Biodiversity loss in the oceans can be reversed through habitat restoration

Image credit - Fan mussel (Pinna nobilis) by Arnaud Abadie is licensed under CC BY 2.0

Activities such as laying gas pipelines, trawling for fish, drilling for oil, and even burying internet cables in the deep sea, are destroying marine ecosystems. But studies have shown that reintroducing seaweed and corals to these habitats could ward off the worst effects – and recover marine life. Biodiversity loss is considered to be one … Read more

Noisier waters linked to behaviour change, hearing loss in whales

Image Credit - Flickr/spezz CC BY 2.0

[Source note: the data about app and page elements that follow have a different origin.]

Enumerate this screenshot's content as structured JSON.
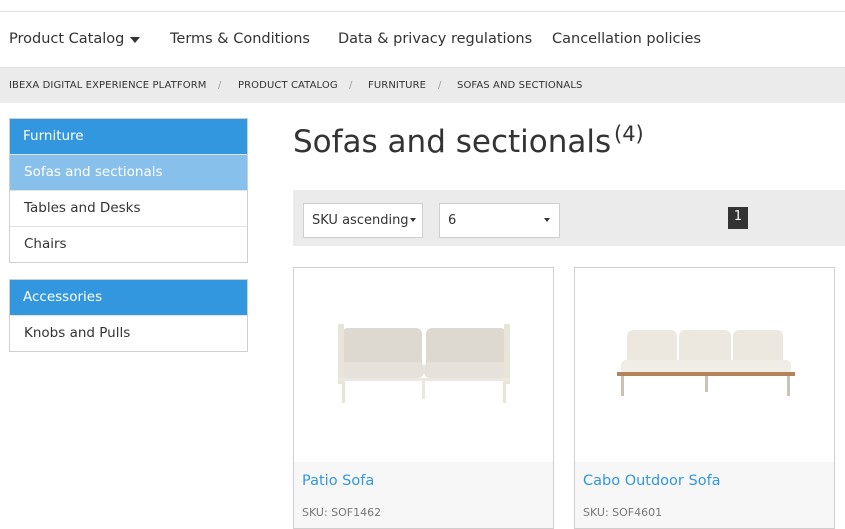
{
  "nav": {
    "items": [
      "Product Catalog",
      "Terms & Conditions",
      "Data & privacy regulations",
      "Cancellation policies"
    ]
  },
  "breadcrumb": {
    "items": [
      "IBEXA DIGITAL EXPERIENCE PLATFORM",
      "PRODUCT CATALOG",
      "FURNITURE",
      "SOFAS AND SECTIONALS"
    ],
    "separator": "/"
  },
  "sidebar": {
    "groups": [
      {
        "title": "Furniture",
        "items": [
          "Sofas and sectionals",
          "Tables and Desks",
          "Chairs"
        ]
      },
      {
        "title": "Accessories",
        "items": [
          "Knobs and Pulls"
        ]
      }
    ]
  },
  "main": {
    "title": "Sofas and sectionals",
    "count": "(4)"
  },
  "toolbar": {
    "sort_value": "SKU ascending",
    "per_page_value": "6",
    "page": "1"
  },
  "products": [
    {
      "name": "Patio Sofa",
      "sku": "SKU: SOF1462"
    },
    {
      "name": "Cabo Outdoor Sofa",
      "sku": "SKU: SOF4601"
    }
  ],
  "colors": {
    "accent": "#3397e0",
    "active_item": "#86c0eb"
  }
}
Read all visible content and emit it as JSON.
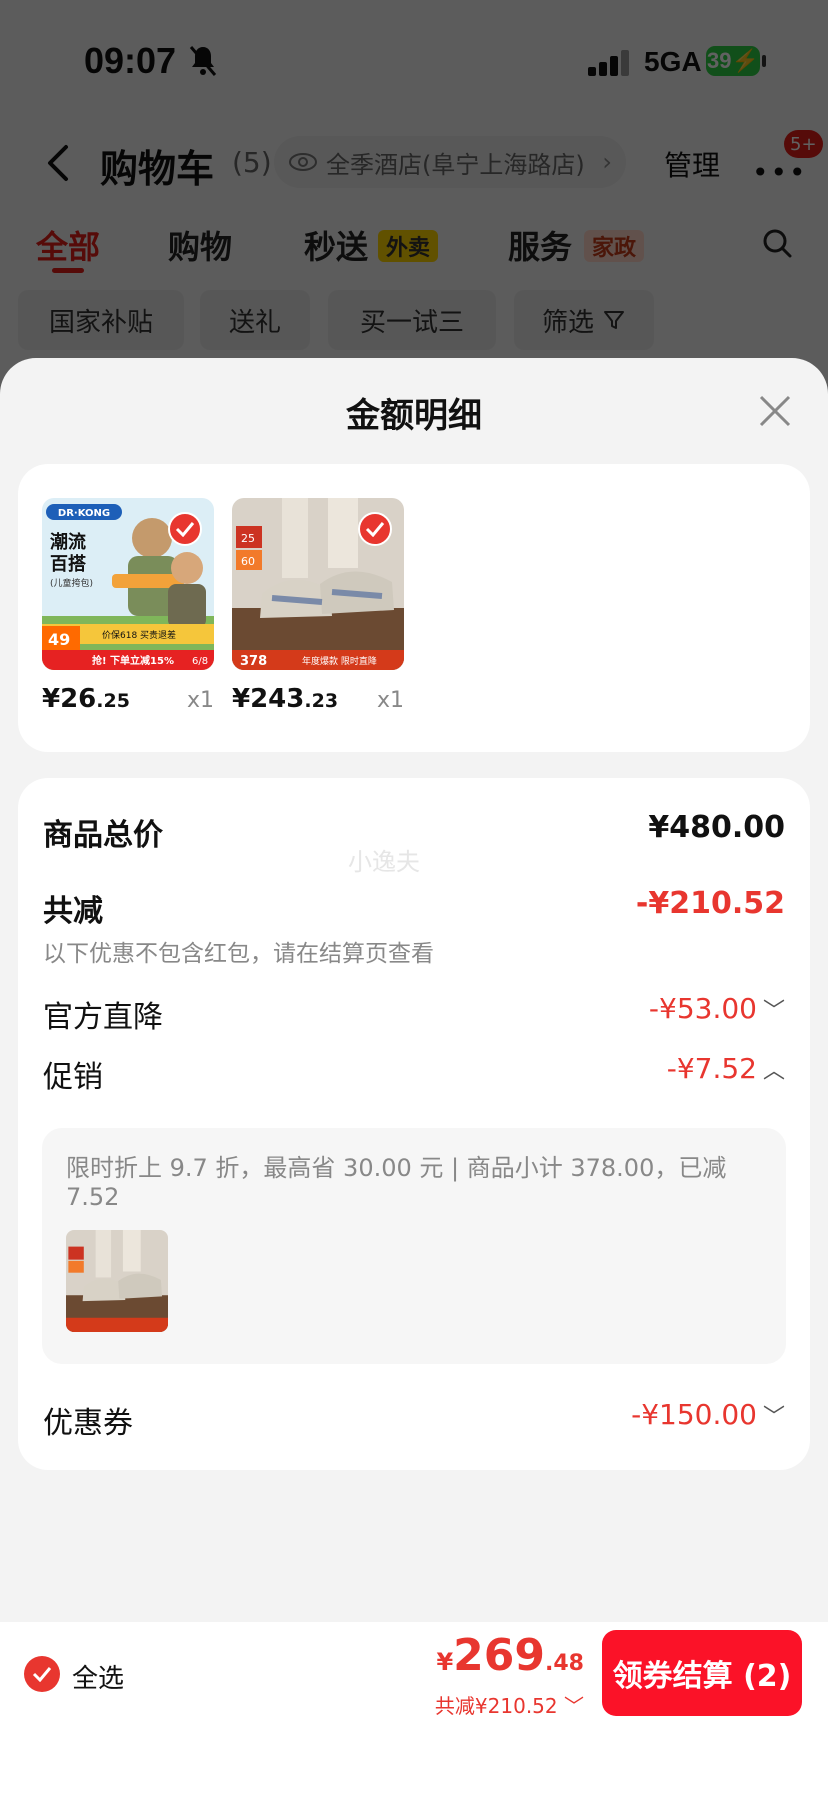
{
  "status_bar": {
    "time": "09:07",
    "network": "5GA",
    "battery": "39"
  },
  "nav": {
    "title": "购物车",
    "count": "(5)",
    "store": "全季酒店(阜宁上海路店)",
    "manage": "管理",
    "badge": "5+"
  },
  "tabs": [
    {
      "label": "全部"
    },
    {
      "label": "购物"
    },
    {
      "label": "秒送",
      "tag": "外卖"
    },
    {
      "label": "服务",
      "tag": "家政"
    }
  ],
  "filters": [
    "国家补贴",
    "送礼",
    "买一试三",
    "筛选"
  ],
  "sheet": {
    "title": "金额明细",
    "products": [
      {
        "price_main": "¥26",
        "price_dec": ".25",
        "qty": "x1",
        "image_text": {
          "brand": "DR·KONG",
          "line1": "潮流",
          "line2": "百搭",
          "sub": "(儿童挎包)",
          "promo": "价保618 买贵退差",
          "price": "49",
          "banner": "抢! 下单立减15%",
          "date": "6/8"
        }
      },
      {
        "price_main": "¥243",
        "price_dec": ".23",
        "qty": "x1",
        "image_text": {
          "n1": "25",
          "n2": "60",
          "price": "378",
          "banner": "年度爆款 限时直降"
        }
      }
    ],
    "summary": {
      "total_label": "商品总价",
      "total_value": "¥480.00",
      "watermark": "小逸夫",
      "reduce_label": "共减",
      "reduce_value": "-¥210.52",
      "reduce_note": "以下优惠不包含红包，请在结算页查看",
      "official_label": "官方直降",
      "official_value": "-¥53.00",
      "promo_label": "促销",
      "promo_value": "-¥7.52",
      "promo_detail": "限时折上 9.7 折，最高省 30.00 元 | 商品小计 378.00，已减 7.52",
      "coupon_label": "优惠券",
      "coupon_value": "-¥150.00"
    }
  },
  "bottom": {
    "select_all": "全选",
    "price_symbol": "¥",
    "price_main": "269",
    "price_dec": ".48",
    "discount": "共减¥210.52",
    "checkout": "领券结算 (2)"
  },
  "colors": {
    "accent": "#e8362f",
    "checkout": "#fb1228",
    "sheet_bg": "#f3f3f3"
  }
}
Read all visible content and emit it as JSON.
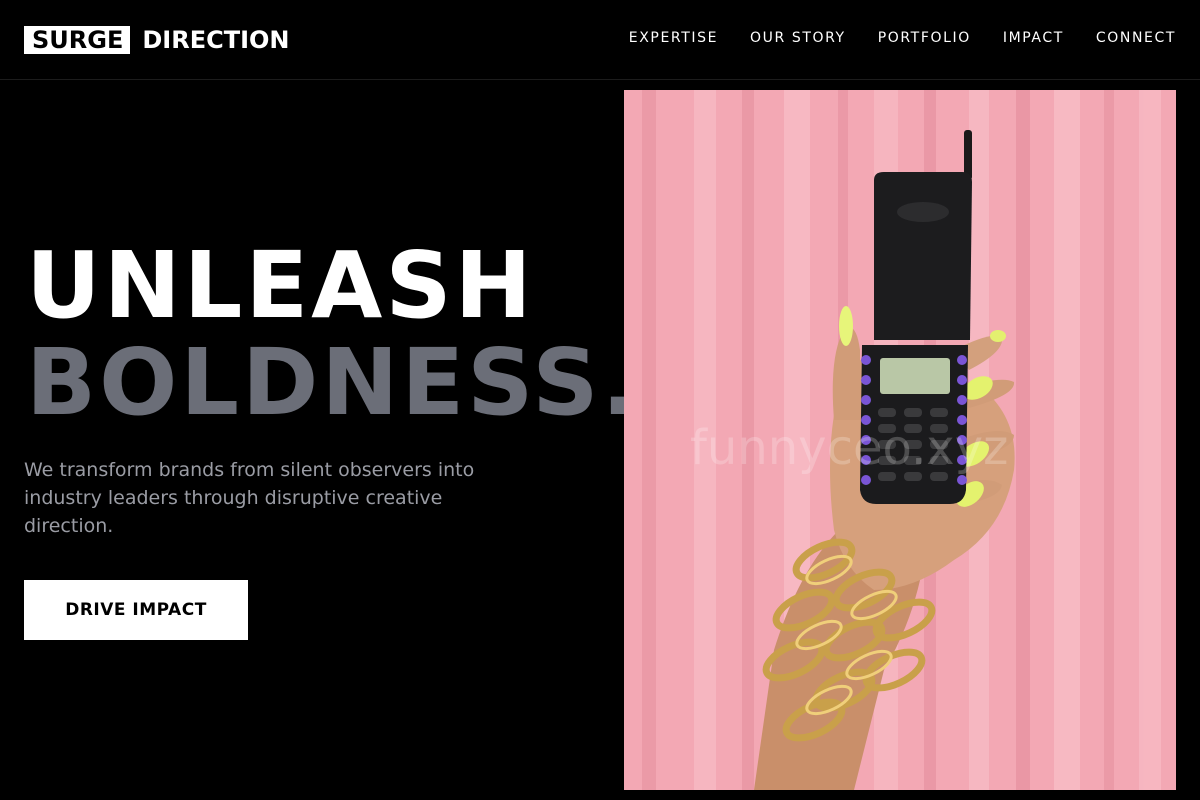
{
  "brand": {
    "box_text": "SURGE",
    "text": "DIRECTION"
  },
  "nav": {
    "items": [
      "EXPERTISE",
      "OUR STORY",
      "PORTFOLIO",
      "IMPACT",
      "CONNECT"
    ]
  },
  "hero": {
    "line1": "UNLEASH",
    "line2": "BOLDNESS.",
    "tagline": "We transform brands from silent observers into industry leaders through disruptive creative direction.",
    "cta_label": "DRIVE IMPACT"
  },
  "image": {
    "subject": "hand-holding-flip-phone-photo",
    "watermark": "funnyceo.xyz"
  },
  "colors": {
    "background": "#000000",
    "headline_primary": "#ffffff",
    "headline_secondary": "#6b6e78",
    "tagline": "#9a9ca4",
    "photo_backdrop": "#f2a6b2"
  }
}
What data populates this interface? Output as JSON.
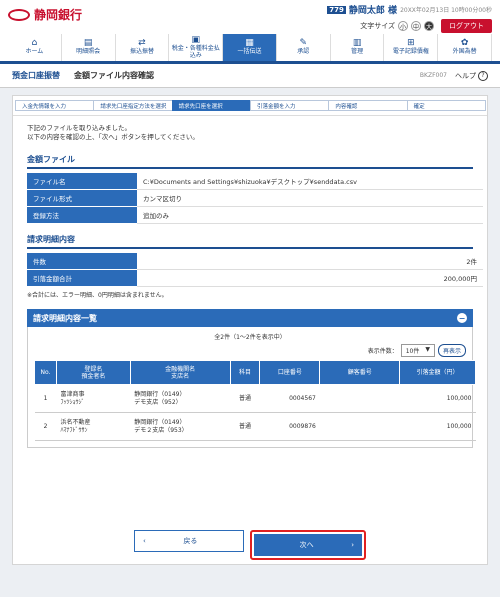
{
  "header": {
    "bank_name": "静岡銀行",
    "user_id": "779",
    "user_name": "静岡太郎 様",
    "last_login": "20XX年02月13日 10時00分00秒",
    "font_size_label": "文字サイズ",
    "font_sizes": [
      "小",
      "中",
      "大"
    ],
    "logout": "ログアウト"
  },
  "nav": [
    {
      "label": "ホーム",
      "icon": "home-icon",
      "glyph": "⌂"
    },
    {
      "label": "明細照会",
      "icon": "document-icon",
      "glyph": "▤"
    },
    {
      "label": "振込振替",
      "icon": "transfer-icon",
      "glyph": "⇄"
    },
    {
      "label": "税金・各種料金払込み",
      "icon": "tax-icon",
      "glyph": "▣"
    },
    {
      "label": "一括伝送",
      "icon": "batch-icon",
      "glyph": "▦"
    },
    {
      "label": "承認",
      "icon": "approve-icon",
      "glyph": "✎"
    },
    {
      "label": "管理",
      "icon": "admin-icon",
      "glyph": "▥"
    },
    {
      "label": "電子記録債権",
      "icon": "e-record-icon",
      "glyph": "⊞"
    },
    {
      "label": "外国為替",
      "icon": "forex-icon",
      "glyph": "✿"
    }
  ],
  "page": {
    "category": "預金口座振替",
    "title": "金額ファイル内容確認",
    "code": "BKZF007",
    "help": "ヘルプ"
  },
  "steps": [
    "入金先情報を入力",
    "請求先口座指定方法を選択",
    "請求先口座を選択",
    "引落金額を入力",
    "内容確認",
    "確定"
  ],
  "intro": [
    "下記のファイルを取り込みました。",
    "以下の内容を確認の上、「次へ」ボタンを押してください。"
  ],
  "file_section": {
    "title": "金額ファイル",
    "rows": [
      {
        "label": "ファイル名",
        "value": "C:¥Documents and Settings¥shizuoka¥デスクトップ¥senddata.csv"
      },
      {
        "label": "ファイル形式",
        "value": "カンマ区切り"
      },
      {
        "label": "登録方法",
        "value": "追加のみ"
      }
    ]
  },
  "summary_section": {
    "title": "請求明細内容",
    "rows": [
      {
        "label": "件数",
        "value": "2件"
      },
      {
        "label": "引落金額合計",
        "value": "200,000円"
      }
    ],
    "note": "※合計には、エラー明細、0円明細は含まれません。"
  },
  "list_section": {
    "title": "請求明細内容一覧",
    "count_text": "全2件（1～2件を表示中）",
    "per_page_label": "表示件数：",
    "per_page_value": "10件",
    "redraw": "再表示",
    "headers": [
      "No.",
      "登録名\n預金者名",
      "金融機関名\n支店名",
      "科目",
      "口座番号",
      "顧客番号",
      "引落金額（円）"
    ],
    "rows": [
      {
        "no": "1",
        "name1": "富津商事",
        "name2": "ﾌｯﾂｼｮｳｼﾞ",
        "bank1": "静岡銀行（0149）",
        "bank2": "デモ支店（952）",
        "type": "普通",
        "account": "0004567",
        "customer": "",
        "amount": "100,000"
      },
      {
        "no": "2",
        "name1": "浜名不動産",
        "name2": "ﾊﾏﾅﾌﾄﾞｳｻﾝ",
        "bank1": "静岡銀行（0149）",
        "bank2": "デモ２支店（953）",
        "type": "普通",
        "account": "0009876",
        "customer": "",
        "amount": "100,000"
      }
    ]
  },
  "buttons": {
    "back": "戻る",
    "next": "次へ"
  }
}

Studies investigating whale-watching boats and the inner ears of marine mammals could soon provide new insight into the effects of noisier oceans on cetaceans – dolphins, whales and porpoises – who depend on their hearing for navigating, finding food and communicating underwater. Noise in our oceans is increasing due to human activities such as shipping, … Read more

Sticky tape and simulations help assess microplastic risk

Microplastics are considered the most common form of marine litter.

by Natalie Grover Tiny pieces of plastic, now ubiquitous in the marine environment, have long been a cause of concern for their ability to absorb toxic substances and potentially penetrate the food chain. Now scientists are beginning to understand the level of threat posed to life, by gauging the extent of marine accumulation and tracking … Read more

Scientists explore underwater frontiers with submersible tablet computers

Technology for underwater use could change the way professional divers and researchers work.

A team of experienced science divers has created the world’s first submersible touchscreen for a tablet computer, whose applications are already helping marine scientists, law enforcement, explorers and other professionals toil beneath the waves and could usher in a new era of underwater ICT. It’s part of a new wave of subsea technology, which also … Read more

Europe must sea food in a new way thanks to warming waters

Aquaculture and fish farms must adapt to the changing sea conditions of climate change.

Aquaculture, or fish farming, is one of the world’s fastest growing food sectors, providing about half of all the fish we eat. As it stands, climate change is altering our ocean’s environment, causing the seawater to become warmer and impacting the marine  ecosystems profoundly. How will these changes affect marine species, consumers and industries that rely … Read more

Garbage-collecting aqua drones and jellyfish filters for cleaner oceans

It is estimated that more than 150 million tonnes of plastics have already accumulated in the world's oceans.

A Roomba-like ocean trash collector modelled on a whale shark and a microplastic filter made from jellyfish slime could prevent litter from entering our oceans and help tackle a growing problem that poses threats to wildlife, deters tourists and impacts on coastal economies. The cost of sea litter in the EU has been estimated at up to … Read more